Amid the debate about Trump’s tariffs, the company has come under new scrutiny, as well.

For years, Mid Continent and Deacero have fought their own mini trade wars.

In its statement, Commerce noted that Deacero has since 2009 faced accusations that it is “dumping” steel — a trade practice that involves undermining competitors by selling a product in a foreign country at a below-market price.

Glassman, the Mid Continent spokesman, said previous interactions between Commerce and Deacero were “utterly irrelevant” to the company’s request for an exclusion from the tariffs.


Philip Bennett, a machine repairman, filled his tool box with pictures of his fiancee and daughters. (Brad Vest/For The Washington Post)

Now, one rival is objecting to Mid Continent’s bid for an exemption from the tariffs.

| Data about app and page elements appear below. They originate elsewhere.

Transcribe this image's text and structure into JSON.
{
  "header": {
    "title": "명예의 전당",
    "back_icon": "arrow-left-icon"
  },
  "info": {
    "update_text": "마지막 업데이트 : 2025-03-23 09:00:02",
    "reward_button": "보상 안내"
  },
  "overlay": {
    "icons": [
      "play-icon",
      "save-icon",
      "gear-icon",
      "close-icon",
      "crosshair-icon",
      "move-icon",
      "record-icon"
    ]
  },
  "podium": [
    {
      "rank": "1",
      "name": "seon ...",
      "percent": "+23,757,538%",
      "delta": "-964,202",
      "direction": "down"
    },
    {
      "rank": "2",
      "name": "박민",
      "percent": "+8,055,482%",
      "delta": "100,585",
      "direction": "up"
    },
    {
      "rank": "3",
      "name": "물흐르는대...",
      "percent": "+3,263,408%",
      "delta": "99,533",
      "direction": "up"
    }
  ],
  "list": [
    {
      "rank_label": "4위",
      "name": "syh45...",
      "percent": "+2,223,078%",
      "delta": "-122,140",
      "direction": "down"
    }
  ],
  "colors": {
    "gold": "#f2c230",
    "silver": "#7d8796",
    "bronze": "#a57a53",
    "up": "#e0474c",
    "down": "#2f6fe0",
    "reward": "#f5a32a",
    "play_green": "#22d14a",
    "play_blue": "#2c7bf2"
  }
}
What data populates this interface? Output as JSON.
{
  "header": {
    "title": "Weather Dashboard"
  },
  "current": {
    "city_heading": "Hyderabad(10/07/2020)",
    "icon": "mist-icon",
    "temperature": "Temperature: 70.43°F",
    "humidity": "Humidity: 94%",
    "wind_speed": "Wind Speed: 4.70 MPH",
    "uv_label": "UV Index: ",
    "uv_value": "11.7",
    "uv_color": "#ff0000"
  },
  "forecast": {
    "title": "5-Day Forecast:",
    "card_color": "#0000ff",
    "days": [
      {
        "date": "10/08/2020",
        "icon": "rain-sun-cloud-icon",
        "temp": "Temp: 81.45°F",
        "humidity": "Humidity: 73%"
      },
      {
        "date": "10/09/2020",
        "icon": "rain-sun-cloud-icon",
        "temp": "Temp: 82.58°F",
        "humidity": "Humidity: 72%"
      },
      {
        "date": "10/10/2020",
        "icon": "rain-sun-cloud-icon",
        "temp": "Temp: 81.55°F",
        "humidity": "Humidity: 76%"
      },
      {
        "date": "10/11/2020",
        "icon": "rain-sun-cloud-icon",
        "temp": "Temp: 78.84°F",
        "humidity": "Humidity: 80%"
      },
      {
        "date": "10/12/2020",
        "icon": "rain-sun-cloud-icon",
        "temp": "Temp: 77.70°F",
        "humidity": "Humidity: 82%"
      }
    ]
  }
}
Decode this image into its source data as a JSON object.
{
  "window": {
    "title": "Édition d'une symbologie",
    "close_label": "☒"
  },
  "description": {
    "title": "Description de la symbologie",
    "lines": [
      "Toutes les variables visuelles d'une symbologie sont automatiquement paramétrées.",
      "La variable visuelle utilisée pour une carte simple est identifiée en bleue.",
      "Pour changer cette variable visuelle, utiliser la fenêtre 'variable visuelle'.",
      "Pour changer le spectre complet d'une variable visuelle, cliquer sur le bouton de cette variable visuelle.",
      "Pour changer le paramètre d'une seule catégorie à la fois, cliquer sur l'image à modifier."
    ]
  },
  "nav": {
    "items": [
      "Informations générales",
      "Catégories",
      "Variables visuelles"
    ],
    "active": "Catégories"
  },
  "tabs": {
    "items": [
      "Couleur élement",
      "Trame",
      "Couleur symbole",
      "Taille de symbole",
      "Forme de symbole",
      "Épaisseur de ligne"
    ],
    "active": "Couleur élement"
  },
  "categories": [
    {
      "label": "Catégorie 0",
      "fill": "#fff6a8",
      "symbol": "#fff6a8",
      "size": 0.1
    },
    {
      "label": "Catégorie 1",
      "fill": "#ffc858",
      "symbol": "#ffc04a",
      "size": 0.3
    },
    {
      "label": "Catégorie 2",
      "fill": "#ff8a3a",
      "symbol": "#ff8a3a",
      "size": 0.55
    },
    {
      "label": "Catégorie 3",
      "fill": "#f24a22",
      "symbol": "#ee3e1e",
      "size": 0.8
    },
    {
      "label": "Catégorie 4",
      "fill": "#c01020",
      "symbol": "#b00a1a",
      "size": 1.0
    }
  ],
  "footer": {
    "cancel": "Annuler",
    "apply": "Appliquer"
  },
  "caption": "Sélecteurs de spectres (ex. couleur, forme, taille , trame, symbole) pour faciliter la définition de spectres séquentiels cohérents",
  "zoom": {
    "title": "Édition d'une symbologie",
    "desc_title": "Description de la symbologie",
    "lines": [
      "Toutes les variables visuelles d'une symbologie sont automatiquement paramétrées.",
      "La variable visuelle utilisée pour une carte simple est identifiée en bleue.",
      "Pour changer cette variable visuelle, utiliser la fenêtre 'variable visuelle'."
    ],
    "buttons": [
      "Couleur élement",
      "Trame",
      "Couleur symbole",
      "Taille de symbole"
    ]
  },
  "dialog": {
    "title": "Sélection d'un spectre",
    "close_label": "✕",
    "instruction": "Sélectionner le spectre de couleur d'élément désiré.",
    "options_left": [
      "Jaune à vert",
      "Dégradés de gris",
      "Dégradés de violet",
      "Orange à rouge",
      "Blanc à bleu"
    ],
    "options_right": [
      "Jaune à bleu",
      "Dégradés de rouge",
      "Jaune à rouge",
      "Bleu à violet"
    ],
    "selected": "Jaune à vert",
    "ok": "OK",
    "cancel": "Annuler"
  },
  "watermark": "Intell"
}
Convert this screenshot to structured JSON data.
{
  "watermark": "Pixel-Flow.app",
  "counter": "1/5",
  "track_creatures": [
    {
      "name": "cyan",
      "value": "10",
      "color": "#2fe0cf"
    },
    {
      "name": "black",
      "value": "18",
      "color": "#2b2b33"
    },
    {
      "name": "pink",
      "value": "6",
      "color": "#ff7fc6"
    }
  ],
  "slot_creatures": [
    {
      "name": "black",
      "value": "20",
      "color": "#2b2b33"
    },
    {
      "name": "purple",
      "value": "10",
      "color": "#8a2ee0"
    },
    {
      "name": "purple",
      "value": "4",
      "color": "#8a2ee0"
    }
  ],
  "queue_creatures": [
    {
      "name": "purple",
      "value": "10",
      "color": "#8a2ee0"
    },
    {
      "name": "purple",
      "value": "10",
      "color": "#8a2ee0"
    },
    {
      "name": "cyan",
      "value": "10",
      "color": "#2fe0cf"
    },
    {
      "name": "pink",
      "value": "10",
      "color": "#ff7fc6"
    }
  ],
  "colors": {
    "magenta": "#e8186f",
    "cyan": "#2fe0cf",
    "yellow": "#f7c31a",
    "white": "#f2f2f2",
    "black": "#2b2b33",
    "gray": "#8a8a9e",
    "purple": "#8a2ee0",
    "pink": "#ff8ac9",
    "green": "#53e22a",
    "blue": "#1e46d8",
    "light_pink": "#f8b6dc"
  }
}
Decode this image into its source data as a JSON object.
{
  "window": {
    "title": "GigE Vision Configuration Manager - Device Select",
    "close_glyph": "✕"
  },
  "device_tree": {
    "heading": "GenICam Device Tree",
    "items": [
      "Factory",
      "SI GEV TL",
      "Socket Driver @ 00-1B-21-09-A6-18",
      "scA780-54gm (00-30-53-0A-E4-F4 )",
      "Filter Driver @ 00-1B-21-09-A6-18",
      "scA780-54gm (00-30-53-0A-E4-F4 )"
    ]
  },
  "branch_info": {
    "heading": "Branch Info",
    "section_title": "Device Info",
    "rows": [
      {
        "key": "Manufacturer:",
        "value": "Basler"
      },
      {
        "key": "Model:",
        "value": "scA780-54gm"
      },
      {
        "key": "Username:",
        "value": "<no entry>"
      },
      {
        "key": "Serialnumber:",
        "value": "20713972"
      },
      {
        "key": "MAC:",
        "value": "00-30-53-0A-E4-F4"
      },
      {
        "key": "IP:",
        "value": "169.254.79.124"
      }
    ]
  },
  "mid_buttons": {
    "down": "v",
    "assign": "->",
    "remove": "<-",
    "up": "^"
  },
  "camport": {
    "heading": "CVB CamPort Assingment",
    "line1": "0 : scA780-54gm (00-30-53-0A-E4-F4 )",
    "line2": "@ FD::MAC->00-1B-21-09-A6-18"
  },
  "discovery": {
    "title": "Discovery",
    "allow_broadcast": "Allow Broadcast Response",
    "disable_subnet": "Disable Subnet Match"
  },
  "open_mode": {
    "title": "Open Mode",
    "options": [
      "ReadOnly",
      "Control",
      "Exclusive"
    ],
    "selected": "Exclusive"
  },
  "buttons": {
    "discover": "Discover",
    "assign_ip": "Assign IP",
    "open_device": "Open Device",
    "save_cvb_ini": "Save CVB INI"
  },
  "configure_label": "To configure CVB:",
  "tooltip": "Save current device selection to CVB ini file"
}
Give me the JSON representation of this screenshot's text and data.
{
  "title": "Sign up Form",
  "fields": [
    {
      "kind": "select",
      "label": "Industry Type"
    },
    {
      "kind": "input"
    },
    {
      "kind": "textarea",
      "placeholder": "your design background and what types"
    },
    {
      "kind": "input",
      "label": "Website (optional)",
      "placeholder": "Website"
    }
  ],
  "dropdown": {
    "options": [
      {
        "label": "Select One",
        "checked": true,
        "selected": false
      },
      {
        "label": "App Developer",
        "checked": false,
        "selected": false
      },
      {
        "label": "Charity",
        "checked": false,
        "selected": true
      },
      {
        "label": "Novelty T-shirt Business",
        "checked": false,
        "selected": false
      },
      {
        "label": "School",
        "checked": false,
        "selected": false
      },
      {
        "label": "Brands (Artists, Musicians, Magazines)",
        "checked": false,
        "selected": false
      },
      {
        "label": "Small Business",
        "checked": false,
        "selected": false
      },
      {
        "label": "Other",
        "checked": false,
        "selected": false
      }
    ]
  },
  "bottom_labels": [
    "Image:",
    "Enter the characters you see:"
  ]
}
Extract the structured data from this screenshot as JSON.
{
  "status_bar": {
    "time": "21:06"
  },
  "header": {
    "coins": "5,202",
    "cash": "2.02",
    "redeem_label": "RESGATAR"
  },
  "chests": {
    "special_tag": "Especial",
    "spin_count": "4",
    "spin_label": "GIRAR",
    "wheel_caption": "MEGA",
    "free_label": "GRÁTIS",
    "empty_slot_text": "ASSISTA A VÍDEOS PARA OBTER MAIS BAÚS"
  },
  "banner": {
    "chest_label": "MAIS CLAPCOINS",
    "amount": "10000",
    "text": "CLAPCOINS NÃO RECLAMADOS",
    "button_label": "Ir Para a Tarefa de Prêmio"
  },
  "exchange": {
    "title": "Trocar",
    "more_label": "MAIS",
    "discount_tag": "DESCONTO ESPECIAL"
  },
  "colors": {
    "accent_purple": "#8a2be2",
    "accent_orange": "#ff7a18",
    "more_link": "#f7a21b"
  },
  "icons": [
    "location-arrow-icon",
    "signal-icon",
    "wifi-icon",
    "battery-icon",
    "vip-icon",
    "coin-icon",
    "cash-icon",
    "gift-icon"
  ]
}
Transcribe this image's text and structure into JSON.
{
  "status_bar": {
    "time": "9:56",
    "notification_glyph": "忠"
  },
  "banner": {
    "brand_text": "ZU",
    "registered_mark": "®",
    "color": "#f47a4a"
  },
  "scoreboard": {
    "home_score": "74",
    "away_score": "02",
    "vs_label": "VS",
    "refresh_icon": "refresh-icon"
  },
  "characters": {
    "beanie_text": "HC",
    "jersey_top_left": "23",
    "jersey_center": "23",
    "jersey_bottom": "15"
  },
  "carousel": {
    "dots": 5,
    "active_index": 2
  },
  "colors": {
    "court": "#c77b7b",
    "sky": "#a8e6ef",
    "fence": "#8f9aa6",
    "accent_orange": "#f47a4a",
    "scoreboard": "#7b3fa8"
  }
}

Roger Aurelio, who runs a much smaller nail sales business in Griffith, Ind., that resells nails from Mid Continent and other manufacturers, said Mid Continent has told only part of the story in its media blitz. He said that Mid Continent has not been transparent about the fact that despite being located in Missouri, it is a Mexican-owned company and that its products stamped “Made in America” are manufactured largely from Mexican steel.

Mid Continent, Aurelio said, is trying to “get a free situation under the tariffs when it’s not even United States-owned.”

Mid Continent officials countered that Aurelio benefits from the tariffs that are burdening Mid Continent because he gets higher prices for his nails.

“Mexican investors bought Mid Continent in 2012, made major capital investments and spent large sums fighting unfair Asian competition,” Glassman said. “The result is the largest U.S. nail manufacturer with — before June 1, anyway — more than 500 employees, nearly double the workforce of five years ago. These workers are Americans. They have American families. If they lose their jobs, those jobs will be American jobs.”

Sieff reported from Mexico City.